According to legend, the city was founded by Princess Libuše, wife of the plowman Přemysl, the ancestor of the first Czech princely dynasty. From 900-t. Prague was established as the capital of Bohemia, and the city became the 973 episcopal see. Opposite the castle district Hradčany arose from the 1000-t. on the right bank of the river Staré Město and north of the Jewish Quarter. The first stone bridge over the Vltava, Judith’s Bridge, was built in 1172. Migrating German merchants and artisans contributed from the 1200’s, to the growth of the city. Prague experienced its first heyday under Emperor Charles IV, when the city became the center of the German-Roman Empire. A university, the first in Central Europe, was established in 1348, Charles Bridge was built, and a new neighborhood, Nové Město, was founded south and east of Staré Město. After Charles’ death, religious and social tensions increased in Prague. The Czech priest Jan Hus preached against the decay of the church, and when his followers received the king’s support at the university, the Bavarians, Saxons and Poles emigrated from there in 1409. In 1419 a group of radical Hussites stormed the town hall of Nové Městos and threw a number of councilors out of a tower window. the first defenestration. It triggered the Hussite revolution, in which Prague became the headquarters of the movement’s moderate faction. The wars strengthened the nobility and the citizens at the expense of the church and the Czech population element against the predominantly Catholic Germans.
The city experienced a new heyday in the late 1500’s, under Rudolf II, who made it a magnet for artists and scientists, Tycho Brahe. After Rudolf’s abdication as king of Bohemia in 1611, however, the court moved again to Vienna.

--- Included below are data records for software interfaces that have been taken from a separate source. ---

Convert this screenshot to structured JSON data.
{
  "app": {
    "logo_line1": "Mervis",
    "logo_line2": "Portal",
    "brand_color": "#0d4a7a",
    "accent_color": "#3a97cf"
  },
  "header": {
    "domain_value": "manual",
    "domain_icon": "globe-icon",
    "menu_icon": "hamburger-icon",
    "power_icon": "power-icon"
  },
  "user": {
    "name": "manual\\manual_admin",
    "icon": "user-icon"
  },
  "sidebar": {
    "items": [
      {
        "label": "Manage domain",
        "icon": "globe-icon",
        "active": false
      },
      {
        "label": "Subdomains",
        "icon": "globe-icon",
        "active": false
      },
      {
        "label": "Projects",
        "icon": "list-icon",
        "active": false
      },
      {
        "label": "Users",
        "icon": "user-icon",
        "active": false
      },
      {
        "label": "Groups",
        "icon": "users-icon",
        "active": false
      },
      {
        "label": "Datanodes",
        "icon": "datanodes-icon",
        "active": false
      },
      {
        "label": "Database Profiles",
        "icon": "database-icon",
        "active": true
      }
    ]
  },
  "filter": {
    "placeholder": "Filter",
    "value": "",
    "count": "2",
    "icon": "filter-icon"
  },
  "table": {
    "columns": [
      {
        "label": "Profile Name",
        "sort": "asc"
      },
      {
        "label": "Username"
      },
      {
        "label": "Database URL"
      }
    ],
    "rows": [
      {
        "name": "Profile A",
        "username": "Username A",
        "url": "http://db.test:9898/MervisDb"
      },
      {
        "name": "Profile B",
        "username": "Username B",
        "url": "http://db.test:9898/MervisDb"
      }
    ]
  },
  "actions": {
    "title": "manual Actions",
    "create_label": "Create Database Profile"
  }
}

From 1526, when the Catholic Habsburgs took over the Bohemian crown, the pressure on the Protestant Bohemian estates increased steadily. And when rebellious estate representatives in 1618 threw two imperial officials out of the castle windows, the Thirty Years’ War was triggered. The army of the Bohemian estates was defeated at the Battle of the White Mountain in 1620, a little east of Prague, and in June 1621, 27 rebels were executed on Staré Městos town hall square. Thus, the Bohemian uprising was crushed. Prague also became the scene of acts of war later in the war, in 1648, when Swedish troops plundered parts of the city. The Catholic triumph was marked in the following decades with the construction of a number of Baroque churches and aristocratic palaces in Prague. However, the city long stagnated as a provincial town in the Habsburg Empire.
In the 1800’s, Prague became the natural center of the Czech national movement, which towards the end of the century completely took control of the city, as a result of a large Czech population influx in line with increasing industrialization. Prestigious buildings from this period, such as the National Theater and the Obecní dům in Art Nouveau style, marked the new Czech self-awareness; at the same time, a thorough clean-up was carried out in the Josefov Jewish quarter. In 1918, Prague became the capital of the new state of Czechoslovakia. With the inclusion of the surrounding suburbs, a Great Prague was created in 1922. Although the city was the scene of fierce fighting during an uprising against the Germans in the last days of World War II, it escaped relatively graciously through the war.
According to Countryaah reports, the population of Czech Republic in 2008 was 10,536,407, ranking number 80 in the world. The population growth rate was 0.540% yearly, and the population density was 136.4127 people per km2.